• Paranoia or overreaction to criticism or suggestions.
• Reluctance to talk about hobbies, personal life or interests in someone who was communicative beforehand.
• Bloodshot eyes or large bags under the eyes signifying a lack of sleep.
How to approach your co-worker
Approaching the issue of a co-worker that is going through an addiction can be extremely difficult. No one wants to be seen as a whistle-blower, or wants to be responsible for someone potentially losing their job, especially if they are a friend. Inevitably, the safety and livelihood of everyone involved is at risk, therefore it is in the best interest of everyone that you either approach your co-worker about their problem or inform a member of HR.
Taking on a caring, non-accusatory and non-judgmental tone can help your co-worker open up to you without becoming agitated or defensive. It is important, however, to highlight the effects of their alcohol use and give an honest assessment of how it is affecting their ability to do their job, not to mention the impact it is having on their life overall.
In these kinds of situations negotiating and providing an ultimatum can act as a powerful tool.
Though it may seem harsh, sometimes telling an employee that their job may be at risk, unless they resolve their drinking problem, can provide the push they need. Assure them that you will fully support them if they accept help and take this opportunity to point them in the direction of seeking professional addiction help.

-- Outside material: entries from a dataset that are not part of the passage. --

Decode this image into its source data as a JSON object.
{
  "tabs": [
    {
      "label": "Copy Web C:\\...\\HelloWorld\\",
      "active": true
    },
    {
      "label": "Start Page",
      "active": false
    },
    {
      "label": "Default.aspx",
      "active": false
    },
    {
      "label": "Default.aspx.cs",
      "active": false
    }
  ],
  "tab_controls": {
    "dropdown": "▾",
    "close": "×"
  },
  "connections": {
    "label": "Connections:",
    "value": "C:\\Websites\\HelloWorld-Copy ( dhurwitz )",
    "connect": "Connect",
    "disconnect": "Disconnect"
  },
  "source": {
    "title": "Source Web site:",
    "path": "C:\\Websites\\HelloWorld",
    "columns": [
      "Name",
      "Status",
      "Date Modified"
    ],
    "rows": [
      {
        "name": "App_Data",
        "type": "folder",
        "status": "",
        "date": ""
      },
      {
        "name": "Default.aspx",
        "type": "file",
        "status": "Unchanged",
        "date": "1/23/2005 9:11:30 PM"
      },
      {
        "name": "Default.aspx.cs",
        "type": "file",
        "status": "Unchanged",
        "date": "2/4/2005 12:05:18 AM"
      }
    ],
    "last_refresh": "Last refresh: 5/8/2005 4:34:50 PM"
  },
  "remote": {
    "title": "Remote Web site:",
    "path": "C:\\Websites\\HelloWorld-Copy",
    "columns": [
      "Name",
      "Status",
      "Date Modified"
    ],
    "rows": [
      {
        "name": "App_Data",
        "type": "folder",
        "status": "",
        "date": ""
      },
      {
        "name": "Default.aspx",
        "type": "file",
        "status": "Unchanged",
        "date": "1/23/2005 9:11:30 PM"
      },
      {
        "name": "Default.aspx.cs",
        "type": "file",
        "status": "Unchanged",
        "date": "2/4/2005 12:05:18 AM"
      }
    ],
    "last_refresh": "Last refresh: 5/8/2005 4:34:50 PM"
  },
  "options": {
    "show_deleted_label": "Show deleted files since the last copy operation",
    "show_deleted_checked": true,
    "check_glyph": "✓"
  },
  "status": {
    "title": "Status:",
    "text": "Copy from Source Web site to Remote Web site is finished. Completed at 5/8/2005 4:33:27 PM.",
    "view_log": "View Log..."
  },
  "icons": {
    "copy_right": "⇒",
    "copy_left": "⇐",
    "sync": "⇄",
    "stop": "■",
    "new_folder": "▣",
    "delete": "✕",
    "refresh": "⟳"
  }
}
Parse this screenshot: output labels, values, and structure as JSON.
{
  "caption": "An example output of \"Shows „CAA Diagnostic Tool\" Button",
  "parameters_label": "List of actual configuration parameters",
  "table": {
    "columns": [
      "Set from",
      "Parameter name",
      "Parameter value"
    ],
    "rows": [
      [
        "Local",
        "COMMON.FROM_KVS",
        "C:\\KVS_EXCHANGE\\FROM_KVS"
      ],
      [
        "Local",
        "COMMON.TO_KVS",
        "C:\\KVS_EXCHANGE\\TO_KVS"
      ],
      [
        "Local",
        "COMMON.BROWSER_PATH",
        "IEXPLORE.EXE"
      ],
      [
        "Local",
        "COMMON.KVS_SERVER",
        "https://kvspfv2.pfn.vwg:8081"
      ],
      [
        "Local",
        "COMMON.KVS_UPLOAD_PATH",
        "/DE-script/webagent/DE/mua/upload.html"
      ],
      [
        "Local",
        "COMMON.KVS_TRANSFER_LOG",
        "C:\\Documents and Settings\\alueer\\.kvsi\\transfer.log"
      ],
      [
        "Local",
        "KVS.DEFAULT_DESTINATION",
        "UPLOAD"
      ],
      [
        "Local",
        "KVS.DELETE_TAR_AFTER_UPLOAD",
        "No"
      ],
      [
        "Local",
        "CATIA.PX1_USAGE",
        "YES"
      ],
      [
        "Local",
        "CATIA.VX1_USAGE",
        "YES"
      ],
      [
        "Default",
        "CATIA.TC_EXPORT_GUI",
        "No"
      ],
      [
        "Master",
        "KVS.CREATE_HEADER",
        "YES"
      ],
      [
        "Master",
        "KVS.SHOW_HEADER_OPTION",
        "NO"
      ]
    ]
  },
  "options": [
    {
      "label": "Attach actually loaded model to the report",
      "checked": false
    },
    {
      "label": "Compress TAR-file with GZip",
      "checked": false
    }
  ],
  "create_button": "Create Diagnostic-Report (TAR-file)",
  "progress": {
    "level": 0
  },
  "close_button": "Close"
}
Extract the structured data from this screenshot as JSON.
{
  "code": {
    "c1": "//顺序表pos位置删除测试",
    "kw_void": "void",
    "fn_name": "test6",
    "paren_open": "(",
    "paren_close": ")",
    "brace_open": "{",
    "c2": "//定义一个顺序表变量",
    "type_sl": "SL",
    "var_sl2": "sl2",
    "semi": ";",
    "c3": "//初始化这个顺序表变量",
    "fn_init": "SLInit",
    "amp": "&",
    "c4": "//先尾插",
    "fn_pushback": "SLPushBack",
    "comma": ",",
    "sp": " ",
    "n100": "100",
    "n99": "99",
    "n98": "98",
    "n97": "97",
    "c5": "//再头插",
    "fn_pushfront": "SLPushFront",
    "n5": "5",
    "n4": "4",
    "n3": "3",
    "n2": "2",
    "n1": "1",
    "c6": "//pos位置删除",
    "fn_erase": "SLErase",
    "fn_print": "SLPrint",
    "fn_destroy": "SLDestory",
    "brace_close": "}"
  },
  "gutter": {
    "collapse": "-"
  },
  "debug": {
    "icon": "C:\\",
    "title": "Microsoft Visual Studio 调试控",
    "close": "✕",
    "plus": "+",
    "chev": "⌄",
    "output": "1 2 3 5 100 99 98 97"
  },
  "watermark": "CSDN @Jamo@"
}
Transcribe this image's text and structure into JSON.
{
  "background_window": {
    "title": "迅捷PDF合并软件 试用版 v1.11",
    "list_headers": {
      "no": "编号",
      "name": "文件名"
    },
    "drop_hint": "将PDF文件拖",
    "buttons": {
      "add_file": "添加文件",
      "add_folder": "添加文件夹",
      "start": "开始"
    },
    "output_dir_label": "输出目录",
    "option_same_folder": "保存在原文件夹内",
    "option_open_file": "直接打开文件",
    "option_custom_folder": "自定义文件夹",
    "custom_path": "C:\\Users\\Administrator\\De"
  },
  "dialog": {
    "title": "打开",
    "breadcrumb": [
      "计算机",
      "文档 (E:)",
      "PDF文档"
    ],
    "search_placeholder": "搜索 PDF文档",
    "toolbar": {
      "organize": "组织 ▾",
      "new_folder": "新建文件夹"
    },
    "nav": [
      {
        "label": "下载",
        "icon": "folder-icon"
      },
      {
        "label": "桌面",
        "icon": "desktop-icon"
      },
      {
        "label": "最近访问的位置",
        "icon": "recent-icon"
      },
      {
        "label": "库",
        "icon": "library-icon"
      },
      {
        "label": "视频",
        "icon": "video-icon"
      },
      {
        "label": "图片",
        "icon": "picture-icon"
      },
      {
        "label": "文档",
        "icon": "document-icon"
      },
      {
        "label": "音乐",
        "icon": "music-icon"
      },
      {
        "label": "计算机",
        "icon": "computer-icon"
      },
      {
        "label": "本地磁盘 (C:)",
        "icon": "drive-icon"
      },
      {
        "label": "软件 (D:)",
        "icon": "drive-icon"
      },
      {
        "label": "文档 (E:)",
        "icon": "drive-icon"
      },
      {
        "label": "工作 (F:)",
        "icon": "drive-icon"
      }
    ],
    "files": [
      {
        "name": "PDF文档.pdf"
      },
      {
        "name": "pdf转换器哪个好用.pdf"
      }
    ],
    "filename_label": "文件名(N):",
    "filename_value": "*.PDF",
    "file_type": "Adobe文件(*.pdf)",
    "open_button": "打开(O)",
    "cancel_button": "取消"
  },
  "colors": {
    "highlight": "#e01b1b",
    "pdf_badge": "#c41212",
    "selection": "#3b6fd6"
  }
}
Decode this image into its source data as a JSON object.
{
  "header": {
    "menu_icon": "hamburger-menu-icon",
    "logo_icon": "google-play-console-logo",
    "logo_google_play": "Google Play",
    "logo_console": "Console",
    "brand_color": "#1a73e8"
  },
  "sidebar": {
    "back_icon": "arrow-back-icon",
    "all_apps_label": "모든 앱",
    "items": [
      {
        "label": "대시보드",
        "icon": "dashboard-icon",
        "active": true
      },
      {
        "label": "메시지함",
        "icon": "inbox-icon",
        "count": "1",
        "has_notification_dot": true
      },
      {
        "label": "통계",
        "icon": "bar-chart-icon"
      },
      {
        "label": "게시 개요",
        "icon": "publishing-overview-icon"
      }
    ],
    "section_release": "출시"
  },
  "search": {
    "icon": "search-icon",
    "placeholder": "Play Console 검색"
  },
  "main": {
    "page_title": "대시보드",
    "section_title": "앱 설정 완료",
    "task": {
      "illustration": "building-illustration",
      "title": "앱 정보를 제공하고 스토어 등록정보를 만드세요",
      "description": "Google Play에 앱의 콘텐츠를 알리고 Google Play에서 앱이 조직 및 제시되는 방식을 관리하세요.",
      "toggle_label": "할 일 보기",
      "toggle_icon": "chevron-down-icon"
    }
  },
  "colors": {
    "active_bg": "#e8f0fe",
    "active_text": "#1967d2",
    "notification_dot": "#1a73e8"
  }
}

If you are concerned about the signs of an alcoholic employee and need advice, please call our free phone line on 0800 002 9010 or get in touch by emailing firstname.lastname@example.org and our friendly advisers will be able to guide you through the best courses of action to help your colleague. We can offer help, support and advice, as well as general information on finding alcohol rehab, accessing ‘free’ or NHS rehab and more.